About this task:
Could you copy the lines below exactly, leaving none out?

=-=-=

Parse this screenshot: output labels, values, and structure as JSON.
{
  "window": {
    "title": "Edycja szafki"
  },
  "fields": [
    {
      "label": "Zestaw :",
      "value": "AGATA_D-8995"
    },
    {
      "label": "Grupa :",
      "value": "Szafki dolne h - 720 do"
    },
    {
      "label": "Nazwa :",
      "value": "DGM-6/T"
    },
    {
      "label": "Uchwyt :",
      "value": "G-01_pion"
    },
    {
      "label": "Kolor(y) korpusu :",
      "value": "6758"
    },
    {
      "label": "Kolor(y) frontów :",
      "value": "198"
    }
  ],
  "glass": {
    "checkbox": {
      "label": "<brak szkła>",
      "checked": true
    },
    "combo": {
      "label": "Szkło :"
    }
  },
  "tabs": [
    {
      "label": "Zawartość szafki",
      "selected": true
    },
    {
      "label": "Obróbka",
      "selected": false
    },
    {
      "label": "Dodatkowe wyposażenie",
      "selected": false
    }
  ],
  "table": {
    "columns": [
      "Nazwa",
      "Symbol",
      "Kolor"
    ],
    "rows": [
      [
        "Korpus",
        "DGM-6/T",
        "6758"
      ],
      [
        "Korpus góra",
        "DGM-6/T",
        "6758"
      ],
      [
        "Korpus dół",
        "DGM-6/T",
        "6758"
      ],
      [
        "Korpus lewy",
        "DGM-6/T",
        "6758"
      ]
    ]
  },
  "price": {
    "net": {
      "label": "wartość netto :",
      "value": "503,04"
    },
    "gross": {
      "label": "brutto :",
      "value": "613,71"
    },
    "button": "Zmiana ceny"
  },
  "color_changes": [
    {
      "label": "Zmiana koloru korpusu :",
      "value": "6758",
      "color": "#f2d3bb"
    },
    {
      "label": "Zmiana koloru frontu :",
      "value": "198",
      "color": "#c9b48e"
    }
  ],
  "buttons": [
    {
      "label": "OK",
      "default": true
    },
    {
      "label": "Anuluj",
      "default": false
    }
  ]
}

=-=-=

Answer to this exercise:
Parse this screenshot: output labels, values, and structure as JSON.
{
  "window": {
    "title": "Edycja szafki"
  },
  "fields": [
    {
      "label": "Zestaw :",
      "value": "AGATA_D-8995"
    },
    {
      "label": "Grupa :",
      "value": "Szafki dolne h - 720 do"
    },
    {
      "label": "Nazwa :",
      "value": "DGM-6/T"
    },
    {
      "label": "Uchwyt :",
      "value": "G-01_pion"
    },
    {
      "label": "Kolor(y) korpusu :",
      "value": "6758"
    },
    {
      "label": "Kolor(y) frontów :",
      "value": "198"
    }
  ],
  "glass": {
    "checkbox": {
      "label": "<brak szkła>",
      "checked": true
    },
    "combo": {
      "label": "Szkło :"
    }
  },
  "tabs": [
    {
      "label": "Zawartość szafki",
      "selected": true
    },
    {
      "label": "Obróbka",
      "selected": false
    },
    {
      "label": "Dodatkowe wyposażenie",
      "selected": false
    }
  ],
  "table": {
    "columns": [
      "Nazwa",
      "Symbol",
      "Kolor"
    ],
    "rows": [
      [
        "Korpus",
        "DGM-6/T",
        "6758"
      ],
      [
        "Korpus góra",
        "DGM-6/T",
        "6758"
      ],
      [
        "Korpus dół",
        "DGM-6/T",
        "6758"
      ],
      [
        "Korpus lewy",
        "DGM-6/T",
        "6758"
      ]
    ]
  },
  "price": {
    "net": {
      "label": "wartość netto :",
      "value": "503,04"
    },
    "gross": {
      "label": "brutto :",
      "value": "613,71"
    },
    "button": "Zmiana ceny"
  },
  "color_changes": [
    {
      "label": "Zmiana koloru korpusu :",
      "value": "6758",
      "color": "#f2d3bb"
    },
    {
      "label": "Zmiana koloru frontu :",
      "value": "198",
      "color": "#c9b48e"
    }
  ],
  "buttons": [
    {
      "label": "OK",
      "default": true
    },
    {
      "label": "Anuluj",
      "default": false
    }
  ]
}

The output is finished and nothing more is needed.